Perfect Melissa seemed pretty much the same as usual, Eleanor too. Amy behaved a little less prickly and a lot more touchy-feely. Walking into the studio now was almost like walking into her boudoir. Jason and Joey were also hanging around in there lately. Rumor had it she was giving free tours of her tattoos.
And Evan James, our stringer? I could never find him when I needed him. He never picked up when I called, yet somehow he would always turn up at exactly the right time. It was weird. And then he’d just stare at me with that one eye...
I went to the break room for a cup of coffee. Of course it was up to me to make some. No filters, no sugar, no half-and-half. It was almost the perfect storm. I wondered how black coffee might taste and then realized we were even out of that.
“There’s decaf, oh… but it’s hazelnut,” Lucinda said and breezed by with a tupperware container of unidentifiable salad.
What’s the point? I thought, and gave up entirely. I headed out to Christie’s Deli for a real cup and a sandwich.
“Joey, how does a half-Italian, half-Korean guy from Indiana end up in Sand City?”
“Ohio, you mean.”
“My mom retired here and bought a house… I moved in after college. How about you?”
“Me? Well, um…” I couldn’t actually remember. “It’s a long story…” I said and paused. “You live with your mom?”

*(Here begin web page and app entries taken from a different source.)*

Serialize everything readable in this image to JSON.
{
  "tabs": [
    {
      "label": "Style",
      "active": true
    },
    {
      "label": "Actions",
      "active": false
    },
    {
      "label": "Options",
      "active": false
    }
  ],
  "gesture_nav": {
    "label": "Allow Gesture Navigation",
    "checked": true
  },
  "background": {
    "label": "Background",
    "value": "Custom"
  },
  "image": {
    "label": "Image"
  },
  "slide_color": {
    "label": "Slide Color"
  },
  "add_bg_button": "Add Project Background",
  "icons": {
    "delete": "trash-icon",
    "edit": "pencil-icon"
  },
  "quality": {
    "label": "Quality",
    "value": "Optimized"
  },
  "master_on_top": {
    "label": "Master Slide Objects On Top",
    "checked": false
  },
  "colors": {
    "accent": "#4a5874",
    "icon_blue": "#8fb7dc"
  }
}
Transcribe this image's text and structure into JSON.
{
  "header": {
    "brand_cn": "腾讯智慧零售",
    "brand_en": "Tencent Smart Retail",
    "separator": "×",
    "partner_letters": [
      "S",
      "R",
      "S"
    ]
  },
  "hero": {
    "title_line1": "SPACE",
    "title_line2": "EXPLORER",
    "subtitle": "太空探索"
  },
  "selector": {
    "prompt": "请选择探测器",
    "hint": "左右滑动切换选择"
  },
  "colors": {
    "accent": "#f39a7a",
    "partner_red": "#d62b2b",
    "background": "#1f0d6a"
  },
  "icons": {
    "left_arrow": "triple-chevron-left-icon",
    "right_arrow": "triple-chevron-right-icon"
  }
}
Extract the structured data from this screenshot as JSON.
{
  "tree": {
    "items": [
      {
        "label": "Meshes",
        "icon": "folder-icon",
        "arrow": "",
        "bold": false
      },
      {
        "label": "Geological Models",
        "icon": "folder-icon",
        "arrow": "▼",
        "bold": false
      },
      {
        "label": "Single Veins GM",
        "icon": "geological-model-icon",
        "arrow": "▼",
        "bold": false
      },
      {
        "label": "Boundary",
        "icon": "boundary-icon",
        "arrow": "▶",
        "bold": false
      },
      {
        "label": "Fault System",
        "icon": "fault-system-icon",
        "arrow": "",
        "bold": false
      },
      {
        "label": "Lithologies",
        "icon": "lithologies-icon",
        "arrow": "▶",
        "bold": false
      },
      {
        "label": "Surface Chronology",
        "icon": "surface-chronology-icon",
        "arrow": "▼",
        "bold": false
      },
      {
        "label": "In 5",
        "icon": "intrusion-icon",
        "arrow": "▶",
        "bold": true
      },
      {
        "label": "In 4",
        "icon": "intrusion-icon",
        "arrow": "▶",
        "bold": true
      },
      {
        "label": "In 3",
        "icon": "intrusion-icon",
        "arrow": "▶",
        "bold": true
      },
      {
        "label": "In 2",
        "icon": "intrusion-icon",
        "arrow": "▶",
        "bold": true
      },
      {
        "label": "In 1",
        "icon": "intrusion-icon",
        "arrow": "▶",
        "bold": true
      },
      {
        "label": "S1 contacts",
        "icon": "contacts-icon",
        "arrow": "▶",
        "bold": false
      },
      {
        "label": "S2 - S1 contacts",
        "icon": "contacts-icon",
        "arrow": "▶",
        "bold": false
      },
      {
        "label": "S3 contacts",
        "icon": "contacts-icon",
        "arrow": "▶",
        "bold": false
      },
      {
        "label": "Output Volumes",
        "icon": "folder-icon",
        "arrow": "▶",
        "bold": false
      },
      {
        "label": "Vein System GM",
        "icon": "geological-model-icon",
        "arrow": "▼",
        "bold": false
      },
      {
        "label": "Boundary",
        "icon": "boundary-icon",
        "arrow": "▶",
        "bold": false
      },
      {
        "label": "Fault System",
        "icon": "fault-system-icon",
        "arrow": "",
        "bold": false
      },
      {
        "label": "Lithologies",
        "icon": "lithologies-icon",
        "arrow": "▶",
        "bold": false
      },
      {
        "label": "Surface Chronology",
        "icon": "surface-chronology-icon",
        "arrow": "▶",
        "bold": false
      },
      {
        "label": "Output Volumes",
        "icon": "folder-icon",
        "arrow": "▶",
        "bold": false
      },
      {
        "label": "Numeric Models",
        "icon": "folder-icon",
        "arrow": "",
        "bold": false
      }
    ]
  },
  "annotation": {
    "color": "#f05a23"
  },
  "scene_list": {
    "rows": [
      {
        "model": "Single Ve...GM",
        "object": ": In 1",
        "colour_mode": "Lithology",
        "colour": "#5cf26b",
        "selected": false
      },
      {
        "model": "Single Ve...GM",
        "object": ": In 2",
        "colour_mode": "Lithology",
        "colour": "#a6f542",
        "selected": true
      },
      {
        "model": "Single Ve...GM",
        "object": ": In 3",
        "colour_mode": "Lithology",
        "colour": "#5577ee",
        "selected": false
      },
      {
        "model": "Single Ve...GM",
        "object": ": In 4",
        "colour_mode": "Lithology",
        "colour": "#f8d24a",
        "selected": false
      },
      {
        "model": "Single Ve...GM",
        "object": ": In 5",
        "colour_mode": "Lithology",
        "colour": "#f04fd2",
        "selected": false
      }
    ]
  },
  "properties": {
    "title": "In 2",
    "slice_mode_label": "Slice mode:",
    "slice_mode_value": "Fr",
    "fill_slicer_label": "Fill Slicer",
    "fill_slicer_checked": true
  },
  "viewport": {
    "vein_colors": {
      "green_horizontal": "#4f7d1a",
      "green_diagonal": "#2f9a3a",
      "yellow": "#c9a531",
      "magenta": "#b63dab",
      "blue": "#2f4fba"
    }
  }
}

“Yup, we got a place in the Village.”
“He died about ten years ago.”
“Oh, sorry… a tough thing to go through.” I paused again. “How did your parents meet?”
“Traveling in Australia.”
“So, you’re Australian?”
“No, I was born in Cleveland. They both went to Case… engineering majors.”
I still didn’t know what to imagine, a little Asian lady or a little Italian one. But working with Joey on the Treasure Hunt actually became a fun project. It was wonderfully normal and predictable, and I craved normalcy as of late. We worked feverishly, spent many nights around my kitchen table researching shipwrecks and legendary pirates. Lots to work from. Apparently rounding North Point took quite a bit of seamanship, avoiding the shoals especially at night, was harder than it seemed. The ocean beaches were littered with old wrecks, well, just off shore at least.
Joey was a regular visitor now. We kept sullen Jason out of the loop, Amy too. I’d get a text and not long after, I’d hear the musical bounce on my staircase, then see his head pop up out of nowhere. And Joey took a special liking to my cat… it seemed mutual; they’d often enter through the sliders in tandem. The time flew by. We only had a month left to complete the whole project and get it to the printers. Our deadline: May 15.
In the end we came up with our own mythical pirate: Captain Barnaby Beaumont, one badass buccaneer known for plundering and looting every colony from here to the Caribbean… and completely fictional. It better suited our purposes and gave us a lot more flexibility when it came to making clues. The real pirates, the local legends would make great red herrings though. Everybody would be chasing them down first and futilely… they’d all be dead ends. Joey saw to that.